“She is hospice. End stage Liver Cancer that has mets everywhere” (“mets” is short for metastasized. This means the disease has spread to different systems of the body) “Apparently a prodigal son showed up today with his son. He has been absent for years according to the sister, and he is demanding a full code status. The husband got so flustered, he called us. That complicated.”

The Doctor was needing to speak with the family as we watched the screens document her exit strategy from this diseased riddled body. She was trying to get to her heavenly home promised to her through her very well read Bible, and the Preachers promises of wonder and streets of gold. She was trying so very hard, and I was about to step in and deny her entrance to a land of perfect. Or at least go to battle to keep her here. A wrong at every level. But not my call, legally or other.

The yelling coming toward the room alerted us that the family was on the way. We braced for the blast. They were fighting and loudly over their mother. I tried to back them up, but they were too into their footing, instead of looking down at the frown and tears that their quiet dying mother displayed. I looked at the Supervisor not knowing what to do. That was when my miracle happened. I didn’t want to start pushing on this woman’s chest. Breaking bones, a brutal act for nothing. I would have, but I really felt it was a terrible thing to do to a person who planned ahead so this wouldn’t happen.

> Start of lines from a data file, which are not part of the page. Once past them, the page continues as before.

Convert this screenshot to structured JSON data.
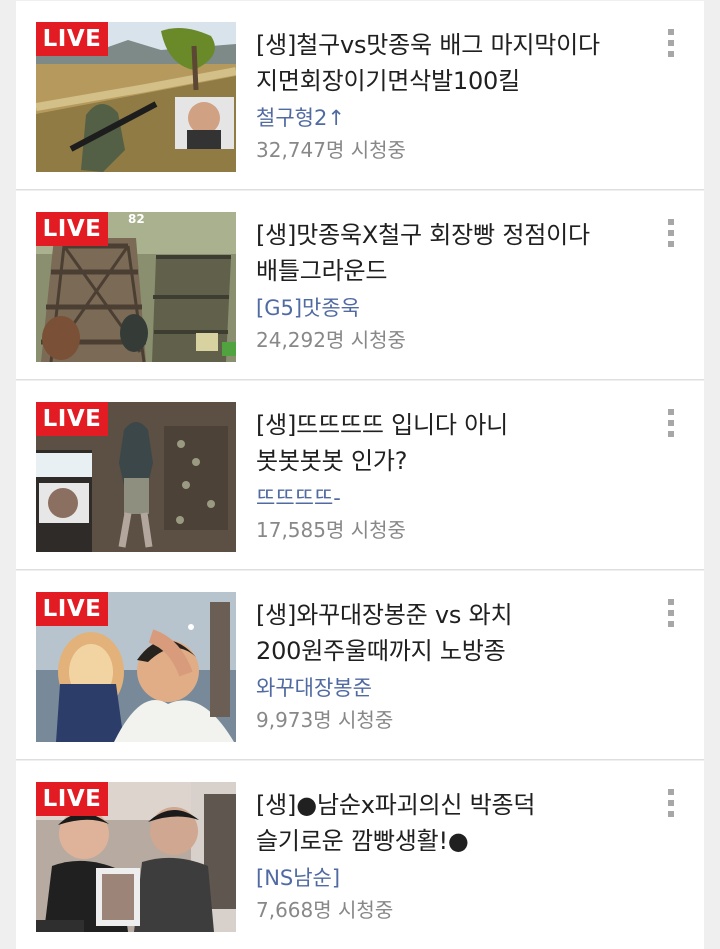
{
  "live_label": "LIVE",
  "items": [
    {
      "title": "[생]철구vs맛종욱 배그 마지막이다\n지면회장이기면삭발100킬",
      "channel": "철구형2↑",
      "viewers": "32,747명 시청중"
    },
    {
      "title": "[생]맛종욱X철구 회장빵 정점이다\n배틀그라운드",
      "channel": "[G5]맛종욱",
      "viewers": "24,292명 시청중"
    },
    {
      "title": "[생]뜨뜨뜨뜨 입니다 아니\n봇봇봇봇 인가?",
      "channel": "뜨뜨뜨뜨-",
      "viewers": "17,585명 시청중"
    },
    {
      "title": "[생]와꾸대장봉준 vs 와치\n200원주울때까지 노방종",
      "channel": "와꾸대장봉준",
      "viewers": "9,973명 시청중"
    },
    {
      "title": "[생]●남순x파괴의신 박종덕\n슬기로운 깜빵생활!●",
      "channel": "[NS남순]",
      "viewers": "7,668명 시청중"
    }
  ],
  "thumbnail_overlay": {
    "item2_number": "82"
  },
  "colors": {
    "live_badge": "#e31b23",
    "channel_text": "#506aa2",
    "viewers_text": "#888888",
    "title_text": "#202020",
    "background": "#efefef"
  },
  "icons": {
    "more_menu": "vertical-dots-icon"
  }
}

Then the little boy, her grandchild from the son who had left her so many years before went to her. He was little with dirt that seemed tatooed on his hands, his knees, and through the curls of his blonde streaked hair. He didn’t ask, he just slid through the bars and climbed in the bed next to her. The room quieted and we all watched the two souls. One leaving, and the other at the beginning of his journey. I realized this is what it looked like when two crossed paths. 

“Hi Gramma, I’m Blake. You are really sick huh.” Her eyes cracked open just enough to see the beauty of the origin of that voice. She was unable to speak, but there as a tiny smile. It was her salutation. It was over. We looked up to see her heart stop.

Nobody stepped up to start CPR. The husband moved to the bed and climbed in the other side of her, laying his head in the nape of her neck and crying. We looked at the son who was fighting he thought for her life. The realization that the war had been lost a long time earlier was apparent as he saw his son rub the forehead of the Grandmother he never heard speak. He turned and closed the door quietly behind him.

We all left. I pulled the curtain, closed the door and left the three of them alone. One man, his wife, and a grandchild just introduced that day. The strength and purity of a child, a cherub. He delivered the message the family needed. It was time for her to go home. She took her invitation and went eagerly to the land of health and happiness. Heaven.

*Center for Disease Control and Prevention, "Understanding the Epidemic: Drug overdose deaths continued to increase in 2015", 12/16/16